======== Input data ========

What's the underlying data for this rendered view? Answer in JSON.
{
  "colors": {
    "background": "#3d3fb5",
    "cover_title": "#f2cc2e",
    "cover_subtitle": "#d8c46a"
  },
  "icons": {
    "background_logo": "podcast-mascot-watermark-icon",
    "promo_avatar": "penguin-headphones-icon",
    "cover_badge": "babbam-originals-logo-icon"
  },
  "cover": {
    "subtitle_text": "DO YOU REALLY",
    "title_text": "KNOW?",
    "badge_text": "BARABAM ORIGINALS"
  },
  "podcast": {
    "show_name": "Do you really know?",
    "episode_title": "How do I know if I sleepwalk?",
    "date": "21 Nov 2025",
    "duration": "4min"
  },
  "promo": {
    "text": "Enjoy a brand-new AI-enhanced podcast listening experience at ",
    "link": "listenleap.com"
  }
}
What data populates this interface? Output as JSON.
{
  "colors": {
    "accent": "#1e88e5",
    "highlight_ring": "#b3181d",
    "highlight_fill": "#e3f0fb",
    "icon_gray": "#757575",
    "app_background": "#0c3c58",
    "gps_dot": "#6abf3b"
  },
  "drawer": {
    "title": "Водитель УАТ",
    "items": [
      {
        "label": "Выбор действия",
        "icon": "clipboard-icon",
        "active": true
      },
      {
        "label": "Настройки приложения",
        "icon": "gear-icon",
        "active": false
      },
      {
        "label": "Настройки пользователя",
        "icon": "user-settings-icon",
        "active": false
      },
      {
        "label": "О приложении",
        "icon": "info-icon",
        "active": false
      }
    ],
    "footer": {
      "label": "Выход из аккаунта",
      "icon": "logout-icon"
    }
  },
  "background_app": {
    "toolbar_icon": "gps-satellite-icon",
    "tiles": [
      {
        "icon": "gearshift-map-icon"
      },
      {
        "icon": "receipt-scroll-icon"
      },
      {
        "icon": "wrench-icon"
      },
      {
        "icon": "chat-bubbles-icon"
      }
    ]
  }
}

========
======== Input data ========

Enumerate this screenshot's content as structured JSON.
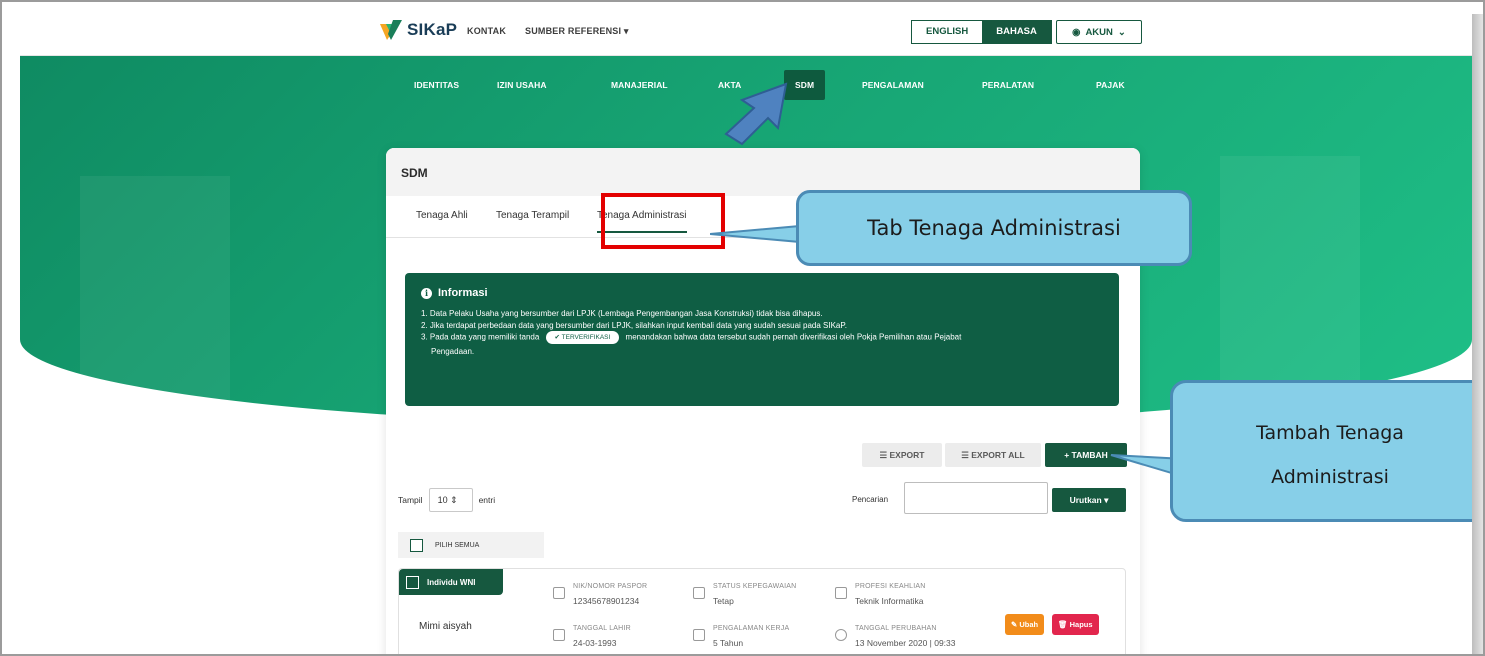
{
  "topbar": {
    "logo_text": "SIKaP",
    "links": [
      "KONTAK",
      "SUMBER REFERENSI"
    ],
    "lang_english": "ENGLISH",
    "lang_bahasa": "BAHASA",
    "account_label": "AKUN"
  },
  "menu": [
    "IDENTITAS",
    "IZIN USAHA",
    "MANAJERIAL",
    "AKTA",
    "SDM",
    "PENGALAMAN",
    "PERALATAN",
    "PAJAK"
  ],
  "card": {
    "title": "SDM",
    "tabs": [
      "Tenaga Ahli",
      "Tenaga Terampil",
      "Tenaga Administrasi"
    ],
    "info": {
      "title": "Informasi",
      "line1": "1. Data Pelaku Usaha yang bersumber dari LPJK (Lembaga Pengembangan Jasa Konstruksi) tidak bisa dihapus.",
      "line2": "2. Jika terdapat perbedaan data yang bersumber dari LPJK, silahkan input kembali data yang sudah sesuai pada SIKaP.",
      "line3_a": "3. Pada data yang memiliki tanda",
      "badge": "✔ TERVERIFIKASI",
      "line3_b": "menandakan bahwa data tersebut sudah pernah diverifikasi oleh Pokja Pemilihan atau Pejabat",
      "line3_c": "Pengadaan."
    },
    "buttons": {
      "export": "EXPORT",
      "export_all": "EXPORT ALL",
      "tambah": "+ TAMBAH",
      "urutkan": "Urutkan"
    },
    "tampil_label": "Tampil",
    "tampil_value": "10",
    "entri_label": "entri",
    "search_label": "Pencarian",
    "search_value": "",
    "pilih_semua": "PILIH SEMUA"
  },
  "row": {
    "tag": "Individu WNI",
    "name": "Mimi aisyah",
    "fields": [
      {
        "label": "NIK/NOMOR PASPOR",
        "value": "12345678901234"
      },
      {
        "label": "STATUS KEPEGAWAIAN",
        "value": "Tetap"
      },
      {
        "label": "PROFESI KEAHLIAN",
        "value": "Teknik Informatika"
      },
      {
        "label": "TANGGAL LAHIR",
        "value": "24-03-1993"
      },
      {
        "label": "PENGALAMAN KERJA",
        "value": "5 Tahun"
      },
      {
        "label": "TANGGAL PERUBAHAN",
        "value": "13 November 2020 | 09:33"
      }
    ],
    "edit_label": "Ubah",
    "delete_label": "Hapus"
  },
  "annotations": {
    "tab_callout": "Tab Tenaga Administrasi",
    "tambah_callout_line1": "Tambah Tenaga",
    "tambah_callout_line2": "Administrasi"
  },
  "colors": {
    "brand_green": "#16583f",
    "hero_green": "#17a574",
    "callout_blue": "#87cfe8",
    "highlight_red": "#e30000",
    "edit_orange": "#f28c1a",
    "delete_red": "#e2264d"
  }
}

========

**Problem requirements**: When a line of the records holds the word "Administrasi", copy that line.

**Exercise solution**:
      "Tenaga Administrasi"
    "tab_callout": "Tab Tenaga Administrasi",
    "tambah_callout_line2": "Administrasi"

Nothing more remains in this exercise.